Young filmmakers learn pitching tips at Cannes
The young movie-makers learn the art of selling a movie to potential investors in a matter of minutes at a Cannes workshop.22 May 2008
CANNES - Looking for a million dollars to finance your "political horror film"? A Cannes workshop on the art of pitching will show you how.
Organised as part of the Short Film Corner at the world's biggest cinema showcase, a dozen young movie-makers are invited to pick up tips in selling a project to potential investors in a matter of minutes.
The 30-somethings from around the world take notes from veterans such as Ido Abram, who heads up a training institute in Amsterdam.
"The most important thing at a festival is to make yourself heard," Abram says. "So speak up."
The group around the table begins brainstorming and puts forward an idea to test out at the workshop: a director who has made a short film set on a boat in Greece under the military junta wants turn it into a feature-length picture. But money is an object.

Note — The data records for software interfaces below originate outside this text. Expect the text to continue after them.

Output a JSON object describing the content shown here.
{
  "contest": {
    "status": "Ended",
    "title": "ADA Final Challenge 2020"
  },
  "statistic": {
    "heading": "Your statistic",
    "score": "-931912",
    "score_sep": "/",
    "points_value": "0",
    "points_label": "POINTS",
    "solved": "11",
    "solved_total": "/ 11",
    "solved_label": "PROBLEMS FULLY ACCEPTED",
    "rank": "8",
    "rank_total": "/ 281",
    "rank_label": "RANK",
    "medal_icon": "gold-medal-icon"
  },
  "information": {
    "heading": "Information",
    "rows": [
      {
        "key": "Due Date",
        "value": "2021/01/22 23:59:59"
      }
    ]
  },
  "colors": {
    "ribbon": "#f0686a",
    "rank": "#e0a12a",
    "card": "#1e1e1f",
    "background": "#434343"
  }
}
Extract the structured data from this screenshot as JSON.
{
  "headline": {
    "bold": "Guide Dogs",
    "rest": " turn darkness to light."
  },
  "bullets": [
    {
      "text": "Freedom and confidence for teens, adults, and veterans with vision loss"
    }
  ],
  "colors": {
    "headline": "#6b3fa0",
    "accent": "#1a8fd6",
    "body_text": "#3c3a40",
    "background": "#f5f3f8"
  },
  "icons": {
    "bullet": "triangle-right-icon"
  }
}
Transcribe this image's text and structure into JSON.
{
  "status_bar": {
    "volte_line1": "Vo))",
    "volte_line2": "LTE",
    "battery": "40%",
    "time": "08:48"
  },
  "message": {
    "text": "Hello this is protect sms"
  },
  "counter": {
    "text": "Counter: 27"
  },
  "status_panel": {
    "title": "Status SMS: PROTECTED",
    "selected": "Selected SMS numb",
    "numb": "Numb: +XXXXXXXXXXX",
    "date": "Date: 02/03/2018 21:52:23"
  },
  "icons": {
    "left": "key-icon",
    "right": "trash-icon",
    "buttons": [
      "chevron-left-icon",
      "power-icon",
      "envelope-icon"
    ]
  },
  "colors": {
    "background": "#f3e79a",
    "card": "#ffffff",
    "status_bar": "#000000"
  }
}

"The screenplay is written, you've got a boat, you've got the actors including the lead and the musicians too because the soundtrack to a horror film is so important," says Alexis Ioannou, a young filmmaker from Cyprus.
"The only thing missing is the money: one million dollars."
The film features an American couple and their 17-year-old daughter on a holiday cruise in Greece in 1974. One morning the girl wakes up to find the other passengers have been brutally murdered.
Abram says the storyline is promising but that a filmmaker needs something more to make him stand out from the crowds of wheeler-dealers at Cannes.
As other pupils begin to introduce their own projects, Abram calls their attention to the common pitfalls of pitching.
"I'm working with a great cinematographer," says one.
"Does that mean the rest of the team is bad?" Abram retorts. He scolds another protege for failing to look him in the eye when he makes his presentation.
American Christopher Frascino said he had already picked up some valuable advice.
"I've taken other courses in pitching where it only revolved around the storyline and trying to make the pitch as short as possible," he said. "But body language is key."
Frascino is at Cannes shopping his short thriller "Hardwood". He met a potential backer at one of the glittering parties on the fringes of the festival "where a lot of conversations get started".
"I started off the night at a bar at the Majestic," one of the palm-lined Croisette's plushest hotels, his compatriot Christopher Morrison chimed in.
Morrison is looking to expand his short called "... less than kind".
Others are trying their luck in the maze of stands at the festival's sprawling film market.
"We have already met with 15 or 20 companies," said young Australian producer Darian Szyszka, at Cannes with his first short, "Ring-around-a-Rosie".
"It's everyone's dream just to be here," his director, Larelle Bossi, says.
But if their Cannes dreams fail to come true and they fail to find a backer, Szyszka said the team was ready to take its now-improved show on the road to another 30 festivals this year until they strike a deal.
[AFP / Expatica]